Family at War will appeal to all true patriots, with its quiet dignity, reflective dialogue and memories of a simpler and yet more meaningful way of life. The mottled teapot is one of the central characters and should have been acknowledged in the credits as it had more on-screen time than most of the main characters! There was always tea being made, laid out or consumed and everyone was smoking and in every conceivable location! Families clustered around the radio to listen to Churchill’s latest speech – Edwin Ashton questions some of this as being ‘propaganda’ on more than one occasion – echoes of what our current government are doing in their efforts to drum up popular support for more ‘interference’ in conflicts we have no national interest in pursuing. Edwin is obviously a Socialist, as is his son Philip who goes off to fight in the Spanish Civil War in 1936 on the side of the Communists (Republicans) against the supposed fascists (Nationalists) as did many other English communists/socialists of the time, Labour’s Jack Jones 1970s TUC leader included. These ‘socialist dreamers’ quickly have the scales removed from their eyes as they resort to in-fighting and killing each other in pursuit of their unattainable Utopia.

Family at War embodies John Milton’s ‘they also serve who only stand and wait’ as it primarily centres around those left behind, although we do have several episodes exclusively set on the battlefronts. Viewers will recognise many early performances from actors and actresses who went on to appear in later programmes like Porridge, Coronation Street and Last of the Summer Wine, to name a few. A 27 year-old John Nettles appears as Edwin’s daughter Freda Ashton’s love interest – it was only the voice that gave it away for me, otherwise I would not have recognised him even though I am an avid Midsomer Murders fan.

Family at War is brilliant social history, recalling a time when there was no TV and families actually interacted around the teapot and the radio! Nowadays, life is increasingly played out by ‘proxy’ on sites like Facebook – a friend recently told me that her daughters were having a ‘row’ on Facebook and she only knew this because she was on there herself!

Episodes 52-58 are recorded in black and white rather than colour, due to industrial action by members of the recording crew – a taste of how things were in the 1970s when trade unions still held sway. I was no lover of trade unions at the time but we could certainly do with more of them now as many workers are on low pay, short-term contracts with no benefits like final salary pensions or sick pay, and no job security.
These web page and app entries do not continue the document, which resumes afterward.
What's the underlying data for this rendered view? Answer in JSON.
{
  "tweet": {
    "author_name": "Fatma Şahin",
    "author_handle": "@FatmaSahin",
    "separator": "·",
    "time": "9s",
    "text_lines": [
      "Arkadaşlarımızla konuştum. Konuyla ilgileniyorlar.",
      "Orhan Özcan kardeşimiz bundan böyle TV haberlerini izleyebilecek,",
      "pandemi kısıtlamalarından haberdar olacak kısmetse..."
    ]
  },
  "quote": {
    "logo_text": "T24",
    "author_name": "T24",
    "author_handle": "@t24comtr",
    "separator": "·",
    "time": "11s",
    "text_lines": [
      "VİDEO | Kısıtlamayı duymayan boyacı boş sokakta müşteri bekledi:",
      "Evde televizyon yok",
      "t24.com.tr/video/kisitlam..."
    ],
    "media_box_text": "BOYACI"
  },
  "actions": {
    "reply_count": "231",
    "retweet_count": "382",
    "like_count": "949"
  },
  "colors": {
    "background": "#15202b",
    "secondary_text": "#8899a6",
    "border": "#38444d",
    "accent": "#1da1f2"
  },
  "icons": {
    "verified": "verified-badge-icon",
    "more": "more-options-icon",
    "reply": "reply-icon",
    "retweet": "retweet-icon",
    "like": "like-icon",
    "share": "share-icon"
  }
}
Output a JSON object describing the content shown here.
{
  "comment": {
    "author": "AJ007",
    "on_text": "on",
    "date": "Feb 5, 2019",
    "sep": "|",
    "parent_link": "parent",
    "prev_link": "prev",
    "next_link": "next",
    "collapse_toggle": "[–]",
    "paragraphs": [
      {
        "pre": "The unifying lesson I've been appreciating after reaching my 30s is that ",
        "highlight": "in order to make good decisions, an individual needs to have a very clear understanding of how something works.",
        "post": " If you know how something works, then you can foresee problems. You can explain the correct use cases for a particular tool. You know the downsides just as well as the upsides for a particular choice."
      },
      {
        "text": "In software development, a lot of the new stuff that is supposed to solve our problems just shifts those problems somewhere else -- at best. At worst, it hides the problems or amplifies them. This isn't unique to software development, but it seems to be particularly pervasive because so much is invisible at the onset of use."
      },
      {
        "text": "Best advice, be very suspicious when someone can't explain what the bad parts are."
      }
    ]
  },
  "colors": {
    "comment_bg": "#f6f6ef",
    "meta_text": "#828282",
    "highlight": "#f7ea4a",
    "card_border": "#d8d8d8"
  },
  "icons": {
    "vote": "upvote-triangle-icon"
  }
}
Who would have predicted we would end up in the 21st century regressing to pre-WW1 working practices. This is not what our people fought and died for in two world wars.

One of the last episodes shows Edwin Ashton in post-war Germany investigating his son’s death while working with the ‘resistance’ to alleviate the dire conditions of ordinary German people. It is really quite poignant as Edwin realises that we have been fighting people much like ourselves, who have been suffering just like us, because someone decided it was a good idea to go to war. We fought two wars against our fellow Europeans only to allow our country to then be invaded by those of a totally alien culture.

Quality drama like Family at War only accentuates the low standard of dross that currently passes as TV entertainment.